This month we present work by women writing in indigenous African languages. In these stories and poems translated from Gun, Hausa, Luganda, Runyankole-Rukiga, Tigrinya, and Wolof, writers depict characters struggling with poverty, isolation, the oppression of women, the devastation of war, and the long tradition of political corruption. Haregu Keleta’s teenage girl flees an arranged marriage to join the Eritrean People’s Liberation Front in the war against Ethiopia. In two tales from Uganda, Glaydah Namukasa explores three generations of a family ravaged by alcoholism, while Hilda Twongyeirwe’s disaffected bureaucrat finds his loyalty at odds with his ambition. In an excerpt from her sprawling novel, Nigeria’s Rahma Abdul Majid tracks the harsh lives of women in the remote villages. And Marame Gueye reveals the slyly subversive lyrics of traditional wedding songs in Senegal.

My New Home
By Glaydah Namukasa
Mukulu says that if there is anything that keeps him alive, it is alcohol.
Translated from Luganda by Merit Ronald Kabugo
Baking the National Cake
By Hilda Twongyeirwe
He feels like opening the door and stuffing the VP into one of the old closets.
Translated from Runyankole-Rukiga by Juliet Kushaba
From Mace Mutum
By Rahma Abdul Majid
We hear that another wife is on her way.
Translated from Hausa by Ibrahim Malumfashi
The Girl Who Carried a Gun
By Haregu Keleta
The family blamed Solomon for me going off to fight.
Translated from Tigrinya by Charles Cantalupo & Rahel Asgedom Zere

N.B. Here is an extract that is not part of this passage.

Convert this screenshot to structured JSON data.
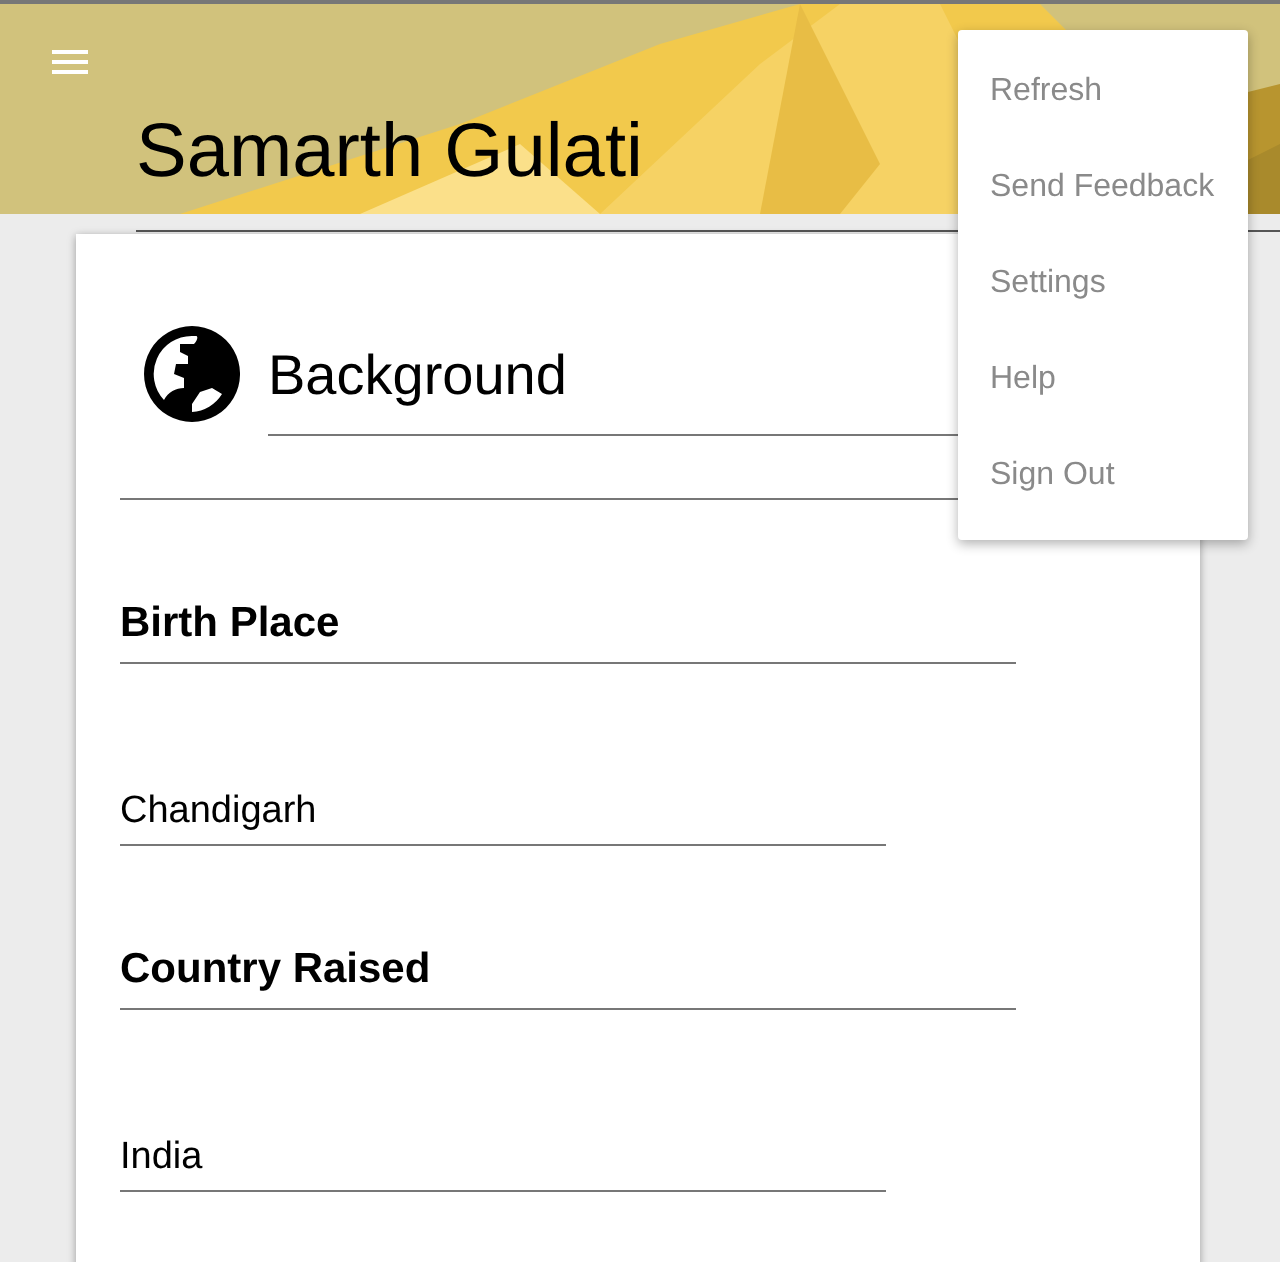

Breaking the Taboo of Sex through Songs: The Laabaan Ceremony
By Marame Gueye
Laabaan is a ceremony organized by women for women.